The children were shown two fossils; a trilobite and a Megalodon shark tooth. This was our week of thinking about life in the oceans from the first life of single cell creatures to the evolution of much bigger sea life.
The Ammonite fossil was passed around and children remarked on its small size. We talked about what a fossils are and how they were formed; how over time the hard parts of the ammonite were embedded in the rock.
One child said 'So we dig them up like dinosaur bones?'
We thought about the size of the trilobite and how small life had been in the seas; one girl had been to the science museum and brought in a cuddly e-coli and this tied in well to our discussion as we thought about size of the e-coli bacteria living in our intestines.
We compared small sea life to the Megladon shark – one of the biggest sharks to have ever lived. The Megladon grew up to 18m; we got the tape measure out and measured each child – each child was on average 1 metre tall. So the children lay, in the classroom, head to toe as 1 metre measures and we only got to 9 before we had run out of space and that is ONLY half the length of the Megladon shark! The children all got to pass the tooth of a Megladon shark around the circle. It was 7cm in length and we all agreed that we would not like to swim in the sea and meet one!
On Tuesday we made pancakes. We thought about where the ingredients came from; this made us think about wheat and what food grows up from the ground, what grows under ground and what food we pick from trees.
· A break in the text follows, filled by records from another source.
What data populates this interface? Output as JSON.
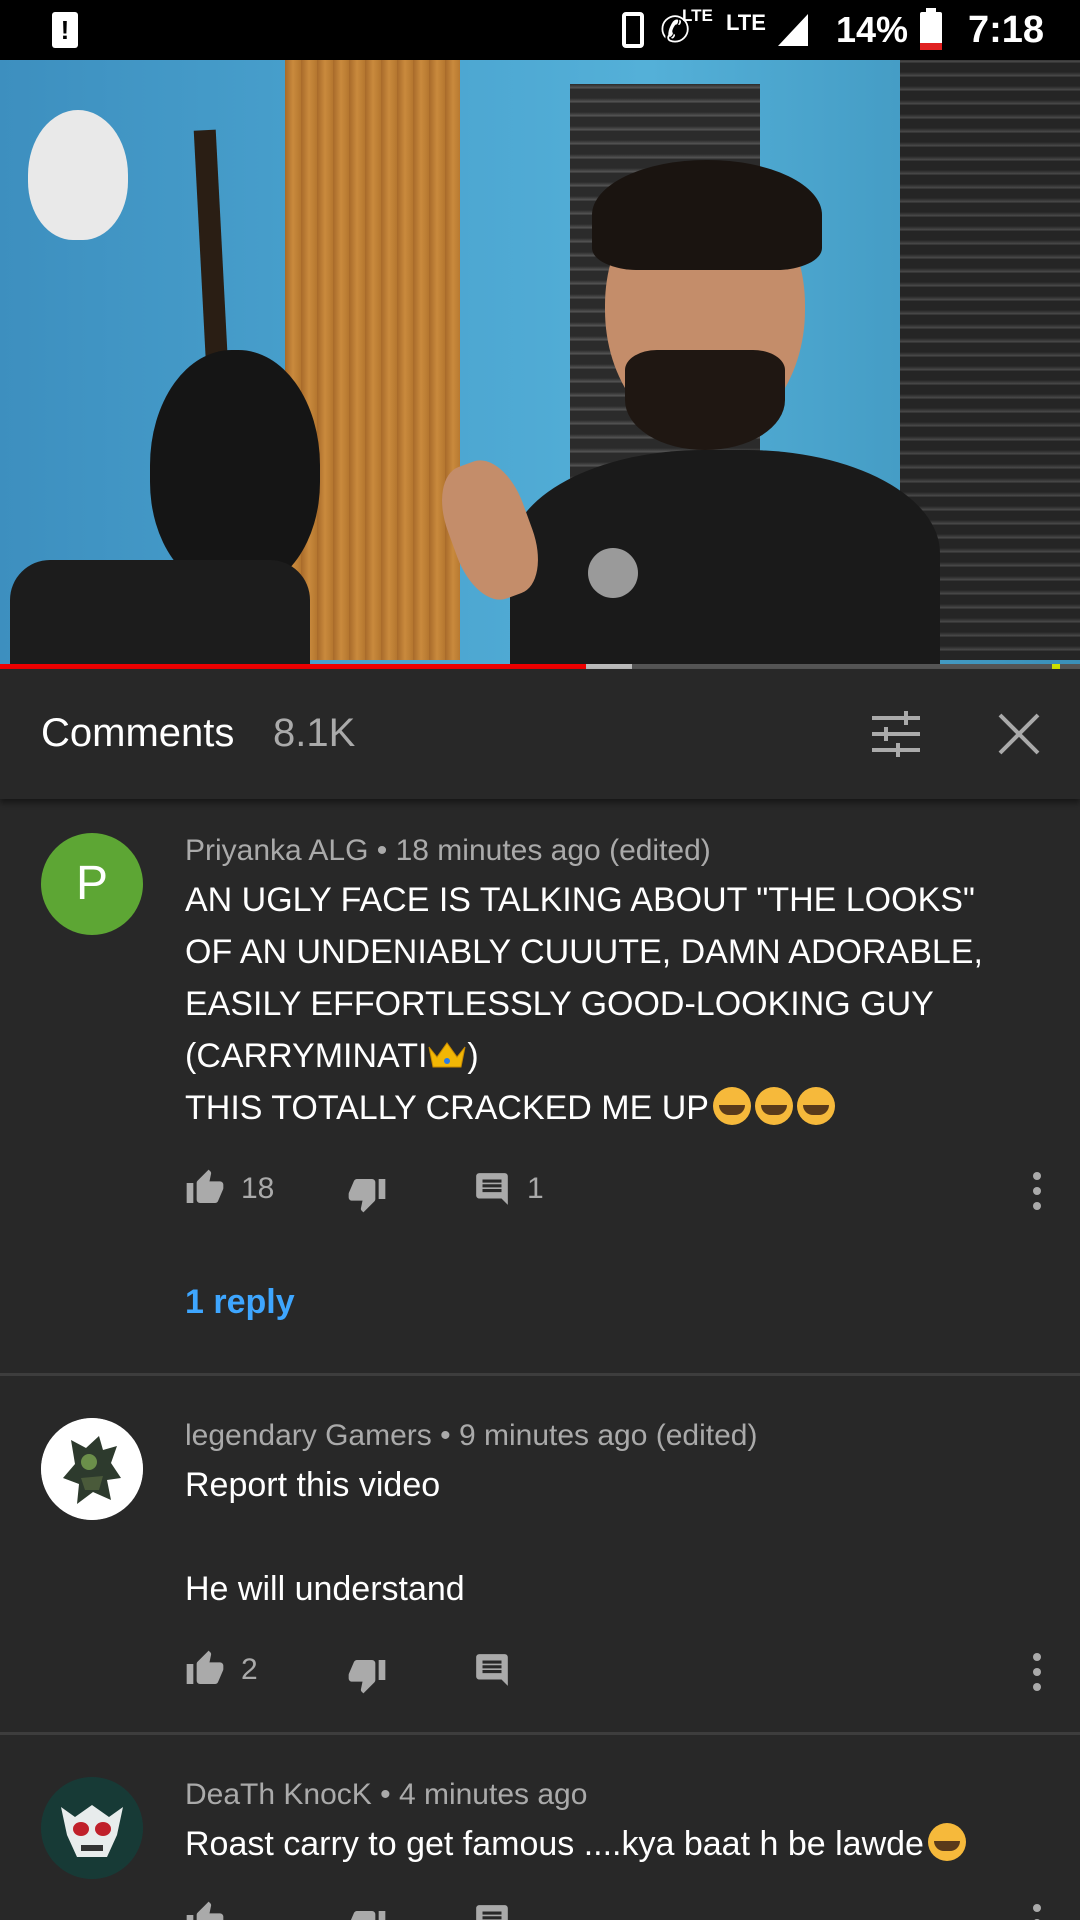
{
  "status_bar": {
    "network_1": "LTE",
    "network_2": "LTE",
    "battery": "14%",
    "time": "7:18"
  },
  "video": {
    "progress_played": 0.543,
    "progress_buffered": 0.585
  },
  "comments_header": {
    "title": "Comments",
    "count": "8.1K",
    "filter_icon": "sliders-icon",
    "close_icon": "close-icon"
  },
  "comments": [
    {
      "avatar_letter": "P",
      "avatar_color": "#5da634",
      "author": "Priyanka ALG",
      "meta": "Priyanka ALG • 18 minutes ago (edited)",
      "lines": [
        "AN UGLY FACE IS TALKING ABOUT \"THE LOOKS\"",
        "OF AN UNDENIABLY CUUUTE, DAMN ADORABLE,",
        "EASILY EFFORTLESSLY GOOD-LOOKING GUY",
        "(CARRYMINATI",
        ")",
        "THIS TOTALLY CRACKED ME UP"
      ],
      "likes": "18",
      "reply_count": "1",
      "replies_link": "1 reply"
    },
    {
      "author": "legendary Gamers",
      "meta": "legendary Gamers • 9 minutes ago (edited)",
      "lines": [
        "Report this video",
        "",
        "He will understand"
      ],
      "likes": "2"
    },
    {
      "author": "DeaTh KnocK",
      "meta": "DeaTh KnocK • 4 minutes ago",
      "lines": [
        "Roast carry to get famous ....kya baat h be lawde"
      ]
    }
  ]
}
The best part was pouring maple syrup on our pancakes and eating them!